At the meeting, the commissioners discussed the significance of linking with La Grande and other county cities to frame a successful economic development blueprint for the future.
The Union County Chamber of Commerce is already moving ahead on the issue and recently convened a meeting where mayors from around Union County met to discuss their vision of economic prosperity.
Bob Kavanaugh, chamber director, said he’s gathered input from the community about their expectations of economic development. He commented in a story in this newspaper recently that there is no set plan and answers “are all over the board.”
That’s OK. The answers to what would be the best way forward for economic prosperity in our county should be diverse. Everyone will have a different view, a different answer to what is the best path. Yet, that is what makes the search and the input from the community so critical. The more ideas thrown out the better. That’s because there really isn’t a set diagram for an economic future. All ideas are needed.

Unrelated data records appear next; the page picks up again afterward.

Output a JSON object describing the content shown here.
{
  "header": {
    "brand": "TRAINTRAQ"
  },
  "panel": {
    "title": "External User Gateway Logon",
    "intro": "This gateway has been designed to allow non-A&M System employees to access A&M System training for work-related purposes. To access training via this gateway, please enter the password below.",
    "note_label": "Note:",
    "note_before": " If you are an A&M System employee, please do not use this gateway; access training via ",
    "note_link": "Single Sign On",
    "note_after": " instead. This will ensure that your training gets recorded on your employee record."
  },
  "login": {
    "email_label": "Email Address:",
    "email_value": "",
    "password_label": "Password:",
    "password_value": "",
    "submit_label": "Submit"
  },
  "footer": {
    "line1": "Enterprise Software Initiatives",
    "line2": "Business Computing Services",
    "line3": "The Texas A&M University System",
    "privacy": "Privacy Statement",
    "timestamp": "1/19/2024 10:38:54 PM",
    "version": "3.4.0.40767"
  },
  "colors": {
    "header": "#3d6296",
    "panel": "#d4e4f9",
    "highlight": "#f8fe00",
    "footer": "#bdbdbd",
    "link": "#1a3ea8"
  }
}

With the dissolution of the relationship between the Union County Economic Development Corporation and Union County, now is an excellent time for elected leaders and those of the public interested in the subject to sit down and hash out many viable economic development plans.

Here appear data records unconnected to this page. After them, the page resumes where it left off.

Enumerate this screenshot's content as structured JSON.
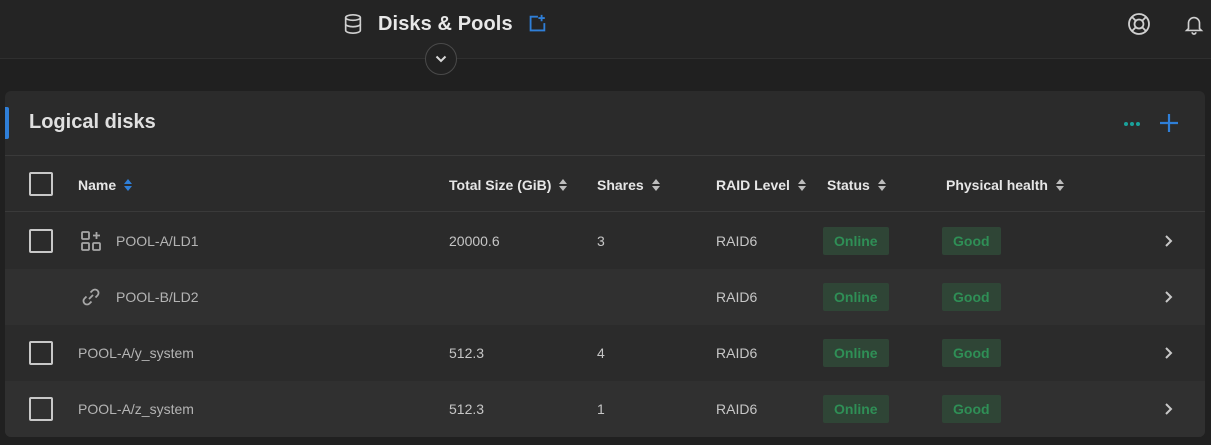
{
  "header": {
    "title": "Disks & Pools",
    "icons": [
      "database-icon",
      "open-in-new-icon",
      "help-lifebuoy-icon",
      "bell-icon",
      "chevron-down-icon"
    ]
  },
  "card": {
    "title": "Logical disks",
    "actions": [
      "more-icon",
      "plus-icon"
    ],
    "accent_color": "#2f7fd8"
  },
  "table": {
    "columns": {
      "name": "Name",
      "size": "Total Size (GiB)",
      "shares": "Shares",
      "raid": "RAID Level",
      "status": "Status",
      "health": "Physical health"
    },
    "rows": [
      {
        "name": "POOL-A/LD1",
        "icon": "group-add-icon",
        "size": "20000.6",
        "shares": "3",
        "raid": "RAID6",
        "status": "Online",
        "health": "Good",
        "has_checkbox": true
      },
      {
        "name": "POOL-B/LD2",
        "icon": "link-icon",
        "size": "",
        "shares": "",
        "raid": "RAID6",
        "status": "Online",
        "health": "Good",
        "has_checkbox": false
      },
      {
        "name": "POOL-A/y_system",
        "icon": "",
        "size": "512.3",
        "shares": "4",
        "raid": "RAID6",
        "status": "Online",
        "health": "Good",
        "has_checkbox": true
      },
      {
        "name": "POOL-A/z_system",
        "icon": "",
        "size": "512.3",
        "shares": "1",
        "raid": "RAID6",
        "status": "Online",
        "health": "Good",
        "has_checkbox": true
      }
    ]
  },
  "colors": {
    "status_bg": "#2f4536",
    "status_text": "#2f8f56",
    "sort_active": "#2f7fd8"
  }
}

Such an endeavor will not be easy. But it isn’t supposed to be. However, whenever a group of people can convene and throw out ideas, the county — and by extension, its residents — will be better for it.
What is the best economic path forward? We don’t have that answer. Neither does anyone else. But working together we can find a path forward to help the county.
One item that needs to be remembered is that whatever plan is developed, can’t be a quick-fix blueprint. Elected leaders need to look not 10 years down the road but 50. And there should not be only one plan for future economic success. Several equally viable methods should be studied and then developed. That way, if one concept fails to mature, officials can switch seamlessly to another one.
There has always been a lot of talk about economic development in Union County. Way, way too much talk. As the future beckons, talk will become cheap. If elected leaders are serious about coming up with a solid economic development plan for the entire county, they need to do more than pay lip service to the idea. That takes time and a certain amount of moral fortitude that is often lacking in elected leaders.
We must remember that only by working together will we be successful.